What about testing it? Create a simple application with and without spriting, and monitor your windows memory to see which approach is better.
I'm telling you to test it because of this interesting post from Vladimir, even endorsed by Mozilla "use sprites wisely" entry:
(...) where this image is used as a sprite. Note that this is a 1299x15,000 PNG.
It compresses quite well — the actual download size is around 26K - but browsers
don't render compressed image data. When this image is downloaded and
decompressed, it will use almost 75MB in memory (1299 * 15000 * 4).
(At the end of Vladimir's post there are some other great references to check)
Since I don't know how Windows renders it's gadgets (and if it's not going to handle compressed image data), it's dificult IMHO to say exactly which approach is better without testing.
EDIT: The official Windows Desktop blog (not updated since 2007) says the HTML runtime used for Windows Gadgets is MSHTML, so I think a test is really needed to know how your application would handle the CSS sprites.
However, if you read some of the official Windows Desktop Gadgets and Windows sidebar documentation, there's an interesting thing about your decision to not use css sprites, in the The GIMAGE Protocol section:
This protocol is useful for adding
images to the gadget DOM more
efficiently than the standard HTML
tag. This efficiency results
from improved thumbnail handling and
image caching (it will attempt to use
thumbnails from the Windows cache if
the requested size is smaller than 256
pixels by 256 pixels) when compared
with requesting an image using the
file:// or http:// protocols. An added
benefit of the gimage protocol is that
any file other than a standard image
file can be specified as a source, and
the icon associated with that file's
type is displayed.

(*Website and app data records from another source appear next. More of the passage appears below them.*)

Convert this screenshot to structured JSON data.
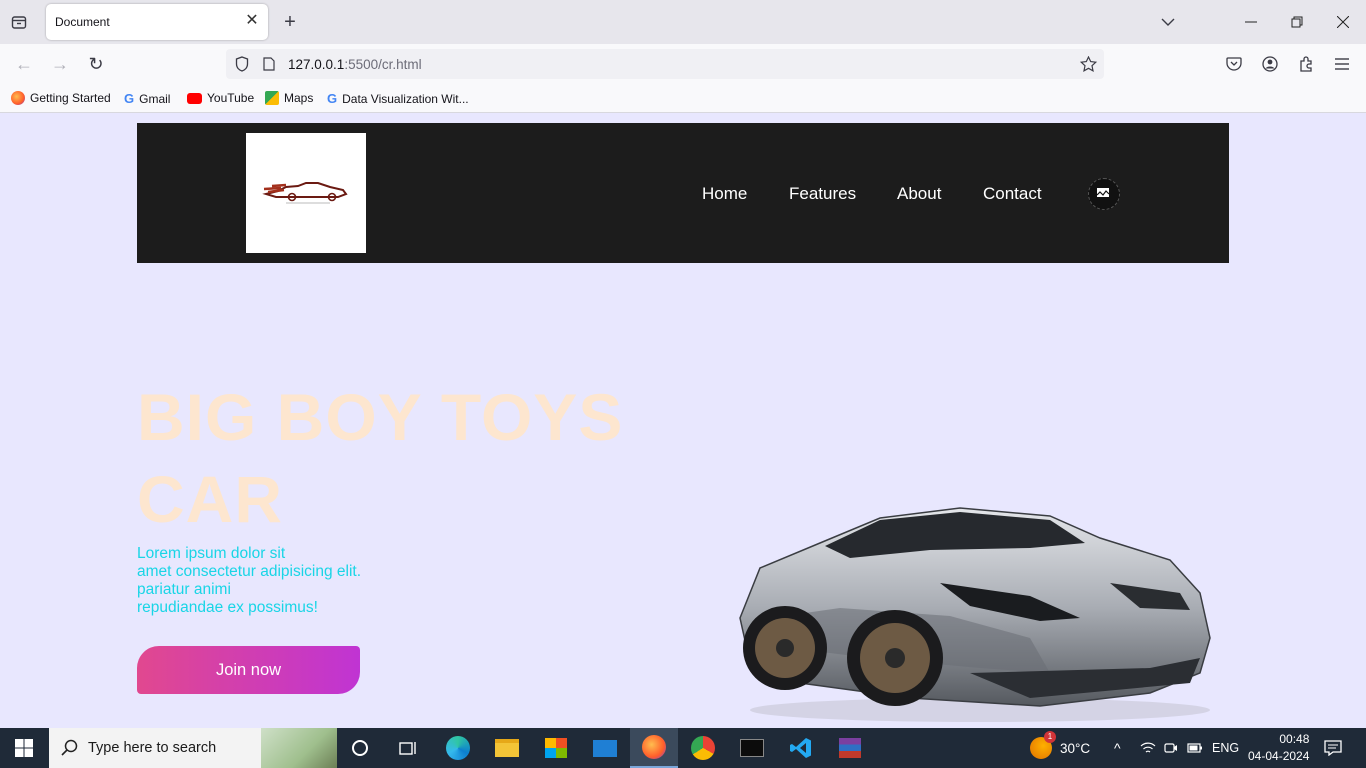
{
  "browser": {
    "tab_title": "Document",
    "url_host": "127.0.0.1",
    "url_path": ":5500/cr.html",
    "bookmarks": [
      "Getting Started",
      "Gmail",
      "YouTube",
      "Maps",
      "Data Visualization Wit..."
    ]
  },
  "site": {
    "nav": [
      "Home",
      "Features",
      "About",
      "Contact"
    ],
    "hero_title_line1": "BIG BOY TOYS",
    "hero_title_line2": "CAR",
    "hero_text": [
      "Lorem ipsum dolor sit",
      "amet consectetur adipisicing elit.",
      "pariatur animi",
      "repudiandae ex possimus!"
    ],
    "cta_label": "Join now",
    "colors": {
      "header_bg": "#1c1c1c",
      "page_bg": "#e8e7fe",
      "title": "#fde6cf",
      "text": "#19d5e6",
      "cta_start": "#e1488f",
      "cta_end": "#c034d3"
    }
  },
  "taskbar": {
    "search_placeholder": "Type here to search",
    "weather_badge": "1",
    "temperature": "30°C",
    "language": "ENG",
    "time": "00:48",
    "date": "04-04-2024"
  }
}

I would try to use this protocol instead of CSS sprites and do some testing too.
If none of this information would help you, I would try to ask at Windows Desktop Gadgets official forums.